A recent Forbes Technology Council article notes, “Revolutionary speech recognition provides the world with modern, optimal toolsets for business that include new intent and sentiment analysis, speaker identification and statistical demographics that are driven by advanced voice biometrics and speech recognition.” In the following sections, we explore some of these developments and others in voice technology and how they will shape business in the coming years.
1. Custom Digital Voices
Just as companies have their own logos and typefaces, they can develop a unique digital voice that customers recognize as belonging to that brand (think Siri and Apple). These voices can be deployed across a wide variety of interactions to support a seamless and consistent experience. For example, when a customer hears the same voice across multiple platforms, no matter where they engage with the company, they get a reassuring sense of convenience, recognition, and trust.
Technologies like natural language understanding (NLU), conversational artificial intelligence (AI), and neural text-to-speech (TTS) allow digital voices to sound more like human ones.
2. Data Analysis
Like other types of information, voice data can be analyzed for a variety of purposes. And there is great potential here, given that only a small percentage of call center voice interactions are analyzed now. Factors like age, gender, location, and emotion can be compiled to understand more about customer motivations, preferences, and concerns. Such analyses can prove invaluable in decision-making for activities like developing new products and services, creating promotional campaigns, and improving customer care.
3. Increasing Flexibility
The Forbes Technology Council article points out that companies can now leverage a single API format, which increases flexibility in the use of voice technology and offers several key benefits. They include the following abilities:
- To use any audio format, including telephony, online, or mobile
- To support better understanding of customer intent
- To drive the evolution of IoT and cybersecurity processes such as anti-spoofing and authenticating users
4. Better Understanding

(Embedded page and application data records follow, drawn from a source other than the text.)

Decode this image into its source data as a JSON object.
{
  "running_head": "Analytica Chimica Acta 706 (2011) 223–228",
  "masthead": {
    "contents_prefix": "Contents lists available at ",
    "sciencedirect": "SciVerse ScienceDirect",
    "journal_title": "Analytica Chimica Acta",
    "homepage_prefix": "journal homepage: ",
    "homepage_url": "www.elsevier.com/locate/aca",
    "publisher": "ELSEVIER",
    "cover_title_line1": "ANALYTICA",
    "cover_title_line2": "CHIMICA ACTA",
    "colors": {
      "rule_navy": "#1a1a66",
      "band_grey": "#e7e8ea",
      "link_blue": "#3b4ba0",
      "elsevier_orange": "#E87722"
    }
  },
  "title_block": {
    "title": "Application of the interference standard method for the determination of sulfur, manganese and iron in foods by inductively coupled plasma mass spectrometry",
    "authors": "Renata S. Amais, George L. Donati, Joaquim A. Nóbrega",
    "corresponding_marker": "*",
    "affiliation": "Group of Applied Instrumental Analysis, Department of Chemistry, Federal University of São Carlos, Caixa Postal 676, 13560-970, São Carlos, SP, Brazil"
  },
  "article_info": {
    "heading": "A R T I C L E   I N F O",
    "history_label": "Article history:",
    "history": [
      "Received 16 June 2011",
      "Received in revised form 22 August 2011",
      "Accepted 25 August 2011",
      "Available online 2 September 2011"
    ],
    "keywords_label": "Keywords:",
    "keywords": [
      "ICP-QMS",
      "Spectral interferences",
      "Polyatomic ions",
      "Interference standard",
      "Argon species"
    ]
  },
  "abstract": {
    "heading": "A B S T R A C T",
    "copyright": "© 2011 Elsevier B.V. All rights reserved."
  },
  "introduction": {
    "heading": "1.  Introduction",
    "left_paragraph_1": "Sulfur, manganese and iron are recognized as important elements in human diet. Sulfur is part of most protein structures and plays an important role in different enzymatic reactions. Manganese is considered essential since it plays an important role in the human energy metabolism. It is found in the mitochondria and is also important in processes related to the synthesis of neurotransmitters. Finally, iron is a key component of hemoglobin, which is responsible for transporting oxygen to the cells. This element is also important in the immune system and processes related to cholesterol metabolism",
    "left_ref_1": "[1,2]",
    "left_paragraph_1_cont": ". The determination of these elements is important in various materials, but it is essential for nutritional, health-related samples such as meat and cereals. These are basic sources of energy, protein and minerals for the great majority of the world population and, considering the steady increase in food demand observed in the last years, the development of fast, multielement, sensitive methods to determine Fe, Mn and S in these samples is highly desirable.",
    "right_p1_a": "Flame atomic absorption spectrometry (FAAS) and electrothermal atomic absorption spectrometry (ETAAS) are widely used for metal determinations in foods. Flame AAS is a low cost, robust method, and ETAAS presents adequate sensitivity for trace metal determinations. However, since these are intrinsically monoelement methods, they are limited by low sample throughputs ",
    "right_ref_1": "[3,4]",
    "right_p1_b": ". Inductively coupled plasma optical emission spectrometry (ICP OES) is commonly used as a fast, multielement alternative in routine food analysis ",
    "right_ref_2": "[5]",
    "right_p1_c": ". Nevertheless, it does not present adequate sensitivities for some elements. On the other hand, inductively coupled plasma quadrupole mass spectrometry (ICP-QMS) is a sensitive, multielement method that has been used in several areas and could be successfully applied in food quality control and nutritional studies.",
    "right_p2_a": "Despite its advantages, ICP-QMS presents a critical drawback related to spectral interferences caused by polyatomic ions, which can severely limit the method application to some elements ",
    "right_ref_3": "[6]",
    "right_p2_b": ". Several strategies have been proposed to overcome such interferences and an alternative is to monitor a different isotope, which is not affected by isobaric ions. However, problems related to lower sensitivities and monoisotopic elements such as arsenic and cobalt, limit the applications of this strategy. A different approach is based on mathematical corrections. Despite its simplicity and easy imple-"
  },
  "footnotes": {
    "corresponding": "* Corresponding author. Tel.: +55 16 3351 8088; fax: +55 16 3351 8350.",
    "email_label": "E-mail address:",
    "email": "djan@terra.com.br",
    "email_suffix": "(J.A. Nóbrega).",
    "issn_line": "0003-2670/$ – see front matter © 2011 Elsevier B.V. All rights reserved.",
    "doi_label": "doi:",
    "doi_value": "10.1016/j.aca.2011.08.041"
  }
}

The technologies mentioned above that enable a more human-like sound also allow machines to offer greater comprehension. NLU supports comprehension of brief information inputs like short commands as well as understanding of more complex data like news articles. Working in conjunction with AI, it enables speech recognition, including language translation. Combined with TTS, these technologies support a voice-enabled system that can respond to customer concerns, complete with appropriate voice inflections based on the situation.
5. Improved Security

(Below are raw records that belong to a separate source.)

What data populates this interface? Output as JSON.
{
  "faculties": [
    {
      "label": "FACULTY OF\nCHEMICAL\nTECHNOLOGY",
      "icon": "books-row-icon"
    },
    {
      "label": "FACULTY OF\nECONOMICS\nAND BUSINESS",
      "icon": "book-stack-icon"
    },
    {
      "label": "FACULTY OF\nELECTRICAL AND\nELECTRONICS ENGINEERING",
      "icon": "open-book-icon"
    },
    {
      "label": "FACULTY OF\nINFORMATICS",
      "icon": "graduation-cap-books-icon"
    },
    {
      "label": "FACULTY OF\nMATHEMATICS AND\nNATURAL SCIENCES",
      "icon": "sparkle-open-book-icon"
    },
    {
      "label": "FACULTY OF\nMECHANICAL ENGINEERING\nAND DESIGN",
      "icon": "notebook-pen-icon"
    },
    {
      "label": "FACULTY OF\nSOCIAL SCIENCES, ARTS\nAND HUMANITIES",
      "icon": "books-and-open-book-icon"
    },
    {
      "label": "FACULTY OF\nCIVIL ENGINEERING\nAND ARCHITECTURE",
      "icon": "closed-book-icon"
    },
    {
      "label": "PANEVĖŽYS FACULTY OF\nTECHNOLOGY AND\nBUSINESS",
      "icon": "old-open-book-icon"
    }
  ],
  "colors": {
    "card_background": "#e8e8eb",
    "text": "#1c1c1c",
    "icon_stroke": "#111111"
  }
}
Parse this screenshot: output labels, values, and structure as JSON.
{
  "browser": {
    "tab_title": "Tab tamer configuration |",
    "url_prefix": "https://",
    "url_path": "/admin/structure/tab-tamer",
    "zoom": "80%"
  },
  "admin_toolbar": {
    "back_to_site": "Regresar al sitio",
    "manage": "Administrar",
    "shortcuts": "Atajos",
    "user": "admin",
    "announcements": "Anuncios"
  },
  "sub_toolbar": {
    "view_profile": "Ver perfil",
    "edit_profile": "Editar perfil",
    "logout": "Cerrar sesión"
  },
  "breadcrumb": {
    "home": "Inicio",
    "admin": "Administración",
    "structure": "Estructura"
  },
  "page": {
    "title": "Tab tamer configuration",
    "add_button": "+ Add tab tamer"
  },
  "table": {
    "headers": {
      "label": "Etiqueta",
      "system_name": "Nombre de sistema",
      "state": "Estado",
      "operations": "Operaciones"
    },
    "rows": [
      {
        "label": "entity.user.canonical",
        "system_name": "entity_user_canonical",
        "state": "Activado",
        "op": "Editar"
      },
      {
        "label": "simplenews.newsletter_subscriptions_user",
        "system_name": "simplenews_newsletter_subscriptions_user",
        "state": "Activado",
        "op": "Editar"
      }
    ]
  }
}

Cybersecurity can be enhanced with voice technologies, such as accurate voice recognition. According to a recent TechRepublic article, people’s voices can be recognized based on factors such as tone, pitch, pacing, and fluctuations in sound. The combination of these elements makes each person’s voice unique, and the technology can be deployed without the knowledge of call center callers, for example.

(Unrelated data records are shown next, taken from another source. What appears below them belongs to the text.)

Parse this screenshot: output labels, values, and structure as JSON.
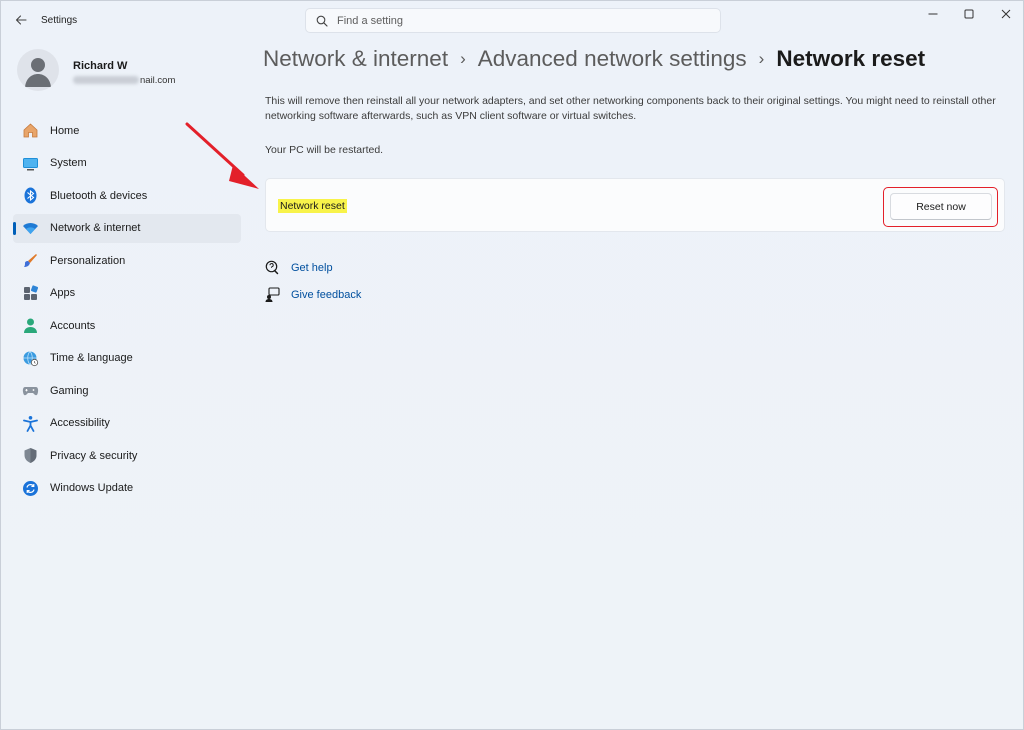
{
  "window": {
    "title": "Settings",
    "search_placeholder": "Find a setting"
  },
  "profile": {
    "name": "Richard W",
    "email_visible": "nail.com"
  },
  "sidebar": {
    "items": [
      {
        "label": "Home",
        "icon": "home-icon"
      },
      {
        "label": "System",
        "icon": "system-icon"
      },
      {
        "label": "Bluetooth & devices",
        "icon": "bluetooth-icon"
      },
      {
        "label": "Network & internet",
        "icon": "wifi-icon",
        "active": true
      },
      {
        "label": "Personalization",
        "icon": "brush-icon"
      },
      {
        "label": "Apps",
        "icon": "apps-icon"
      },
      {
        "label": "Accounts",
        "icon": "accounts-icon"
      },
      {
        "label": "Time & language",
        "icon": "globe-clock-icon"
      },
      {
        "label": "Gaming",
        "icon": "gamepad-icon"
      },
      {
        "label": "Accessibility",
        "icon": "accessibility-icon"
      },
      {
        "label": "Privacy & security",
        "icon": "shield-icon"
      },
      {
        "label": "Windows Update",
        "icon": "update-icon"
      }
    ]
  },
  "breadcrumb": {
    "items": [
      "Network & internet",
      "Advanced network settings"
    ],
    "separator": "›",
    "current": "Network reset"
  },
  "content": {
    "description": "This will remove then reinstall all your network adapters, and set other networking components back to their original settings. You might need to reinstall other networking software afterwards, such as VPN client software or virtual switches.",
    "restart_note": "Your PC will be restarted.",
    "card_label": "Network reset",
    "reset_button": "Reset now",
    "links": {
      "get_help": "Get help",
      "give_feedback": "Give feedback"
    }
  },
  "colors": {
    "accent": "#005fb8",
    "annotation_red": "#e3202a",
    "highlight_yellow": "#f8f34a",
    "link": "#004f9e"
  }
}
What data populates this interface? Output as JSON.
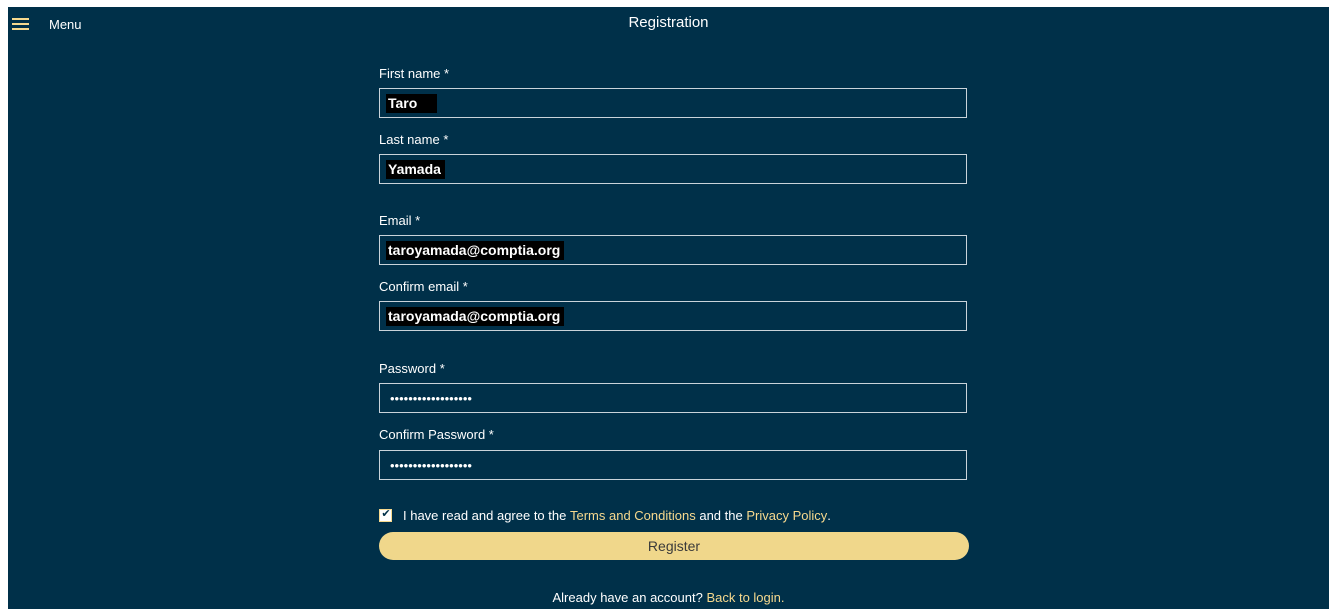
{
  "header": {
    "menu_label": "Menu",
    "title": "Registration"
  },
  "form": {
    "first_name": {
      "label": "First name *",
      "value": "Taro"
    },
    "last_name": {
      "label": "Last name *",
      "value": "Yamada"
    },
    "email": {
      "label": "Email *",
      "value": "taroyamada@comptia.org"
    },
    "confirm_email": {
      "label": "Confirm email *",
      "value": "taroyamada@comptia.org"
    },
    "password": {
      "label": "Password *",
      "value": "••••••••••••••••••"
    },
    "confirm_password": {
      "label": "Confirm Password *",
      "value": "••••••••••••••••••"
    },
    "agree": {
      "checked": true,
      "text_before": "I have read and agree to the",
      "terms_link": "Terms and Conditions",
      "text_middle": "and the",
      "privacy_link": "Privacy Policy",
      "text_after": "."
    },
    "register_label": "Register"
  },
  "footer": {
    "prompt": "Already have an account?",
    "login_link": "Back to login."
  },
  "colors": {
    "background": "#003049",
    "accent": "#f6d98e",
    "button": "#f0d78b"
  }
}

As this technology improves, more companies will use it to identify customers, replacing or complementing things like passwords and other biometrics. For example, banks can use it to protect customer assets, while healthcare providers can use it to ensure they are speaking with the right person during telemedicine consultations.
The recent surge in work-from-home (WFH) jobs offers another opportunity for the use of voice technology for security. Because home offices don’t always include the highest level of protection, voice recognition can be a tool for IT experts to keep company data safe.
6. Transcription and Dictation
Voice recognition can be used instead of writing or typing to dictate notes or draft documents. Automatic transcription can be helpful when you want a written record of a conversation, interview, meeting, or other important voice-based communication. Both of these functionalities are available now with a range of software offerings.
However, both of these technologies are still in their early stages and have pros and cons. For example, the software may not be entirely accurate, especially in situations that require greater context, which humans are better at recognizing. This factor is especially important when dealing with specialized subjects, such as medicine. However, the software is typically much faster than humans performing the same task.
7. Applications Across Industries
Voice technology can be used for specific uses in a variety of fields.
- In higher education, some universities are offering information about their resources through voice-recognition software.
- Healthcare uses include communicating with patients to encourage them in lifestyle changes, including diet, exercise, and the use of medication.
- The conversational capabilities of voice technology have enabled customer care departments to use it for understanding and responding to basic customer requests.
- In public transportation, new features in buses and trains allow passengers to ask for route information
- Voice technology can also be used to create new modes of promoting and selling products, such as voice-enabled SEO search. The video below highlights the importance of search functionality.
Plan Now for Practical Applications
All this new functionality will enable the specific uses listed here as well as many others in the works — including administrative assistant, hands-free activity, and support for human customer care agents — as well as those not yet developed. Companies should start to think about how they might be able to incorporate voice technologies and a “no touch” approach across departments, including ordering, operations, and customer care.
As always, such considerations should be based on meeting actual business needs, rather than adopting technologies because they’re the next great thing. Yet, given the broad range of possibilities for these exciting innovations, many companies are sure to find a good fit between their challenges and voice-based solutions.